Web page and app entries:
'''
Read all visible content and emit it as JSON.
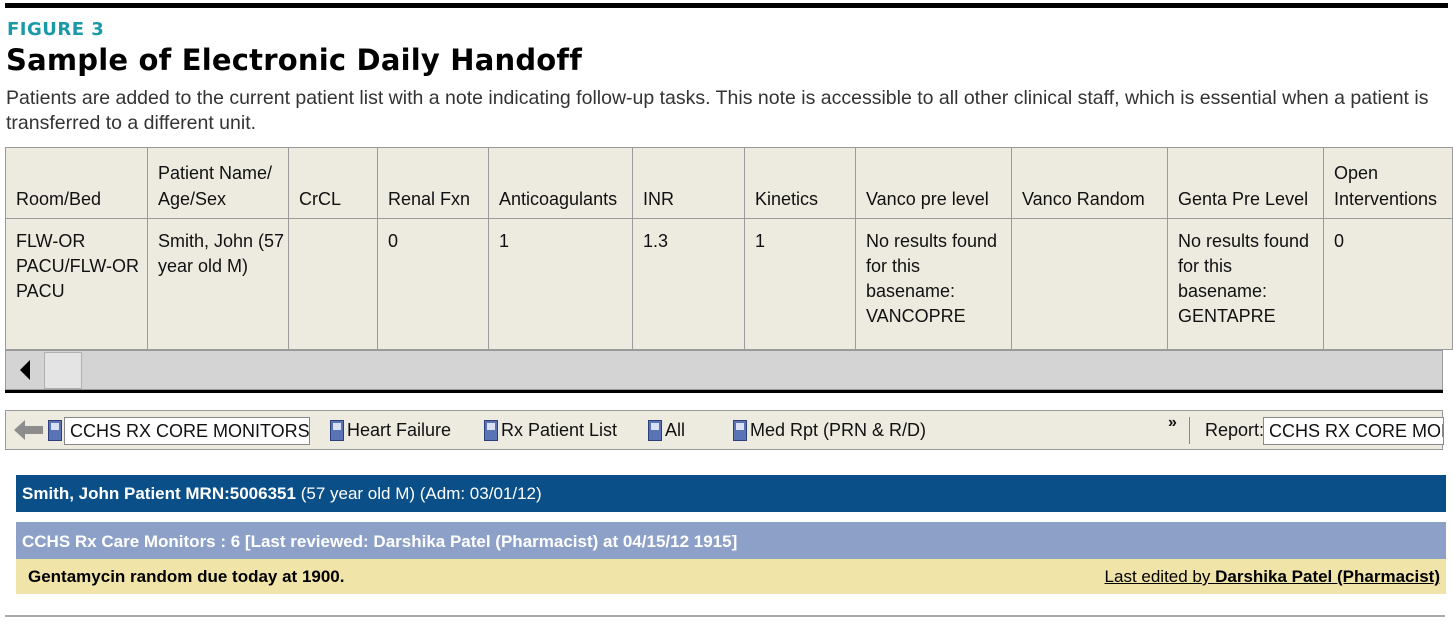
{
  "figure": {
    "label": "FIGURE 3",
    "title": "Sample of Electronic Daily Handoff",
    "caption": "Patients are added to the current patient list with a note indicating follow-up tasks. This note is accessible to all other clinical staff, which is essential when a patient is transferred to a different unit."
  },
  "table": {
    "headers": [
      "Room/Bed",
      "Patient Name/ Age/Sex",
      "CrCL",
      "Renal Fxn",
      "Anticoagulants",
      "INR",
      "Kinetics",
      "Vanco pre level",
      "Vanco Random",
      "Genta Pre Level",
      "Open Interventions"
    ],
    "row": {
      "room_bed": "FLW-OR PACU/FLW-OR PACU",
      "patient": "Smith, John (57 year old M)",
      "crcl": "",
      "renal_fxn": "0",
      "anticoagulants": "1",
      "inr": "1.3",
      "kinetics": "1",
      "vanco_pre_level": "No results found for this basename: VANCOPRE",
      "vanco_random": "",
      "genta_pre_level": "No results found for this basename: GENTAPRE",
      "open_interventions": "0"
    }
  },
  "toolbar": {
    "current_list": "CCHS RX CORE MONITORS",
    "lists": [
      "Heart Failure",
      "Rx Patient List",
      "All",
      "Med Rpt (PRN & R/D)"
    ],
    "overflow_label": "»",
    "report_label": "Report:",
    "report_value": "CCHS RX CORE MONITO"
  },
  "patient_banner": {
    "name_mrn": "Smith, John Patient MRN:5006351",
    "details": "(57 year old M) (Adm: 03/01/12)"
  },
  "monitors": {
    "header": "CCHS Rx Care Monitors : 6 [Last reviewed: Darshika Patel (Pharmacist) at 04/15/12 1915]",
    "note": "Gentamycin random due today at 1900.",
    "edited_prefix": "Last edited by ",
    "edited_by": "Darshika Patel (Pharmacist)"
  },
  "colors": {
    "figure_label": "#1a9aa8",
    "table_bg": "#edeae0",
    "patient_banner": "#0b4f89",
    "monitor_header": "#8da0c7",
    "note_bg": "#f1e4a8"
  },
  "icons": {
    "scroll_left": "left-triangle-icon",
    "back": "back-arrow-icon",
    "list": "list-document-icon"
  }
}
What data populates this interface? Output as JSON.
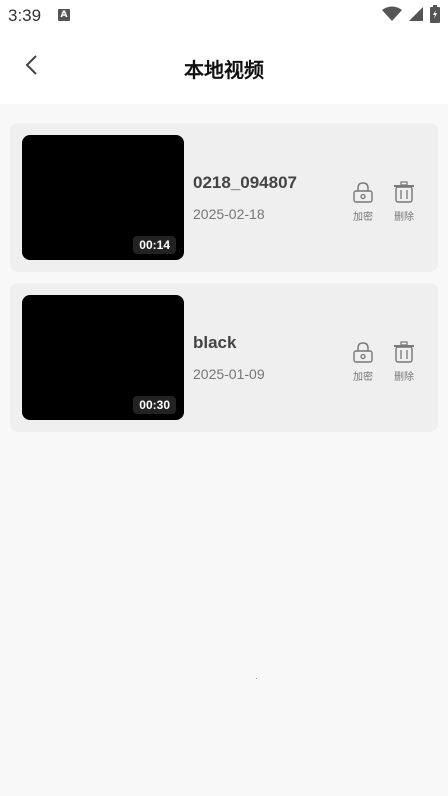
{
  "status_bar": {
    "time": "3:39",
    "notification_icon": "A"
  },
  "header": {
    "title": "本地视频",
    "back_icon": "chevron-left-icon"
  },
  "videos": [
    {
      "name": "0218_094807",
      "date": "2025-02-18",
      "duration": "00:14",
      "lock_label": "加密",
      "delete_label": "删除"
    },
    {
      "name": "black",
      "date": "2025-01-09",
      "duration": "00:30",
      "lock_label": "加密",
      "delete_label": "删除"
    }
  ],
  "colors": {
    "card_bg": "#efefef",
    "page_bg": "#f8f8f8",
    "thumb_bg": "#000000"
  }
}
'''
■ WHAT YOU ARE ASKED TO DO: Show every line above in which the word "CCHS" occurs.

■ ANSWER SECTION:
    "current_list": "CCHS RX CORE MONITORS",
    "report_value": "CCHS RX CORE MONITO"
    "header": "CCHS Rx Care Monitors : 6 [Last reviewed: Darshika Patel (Pharmacist) at 04/15/12 1915]",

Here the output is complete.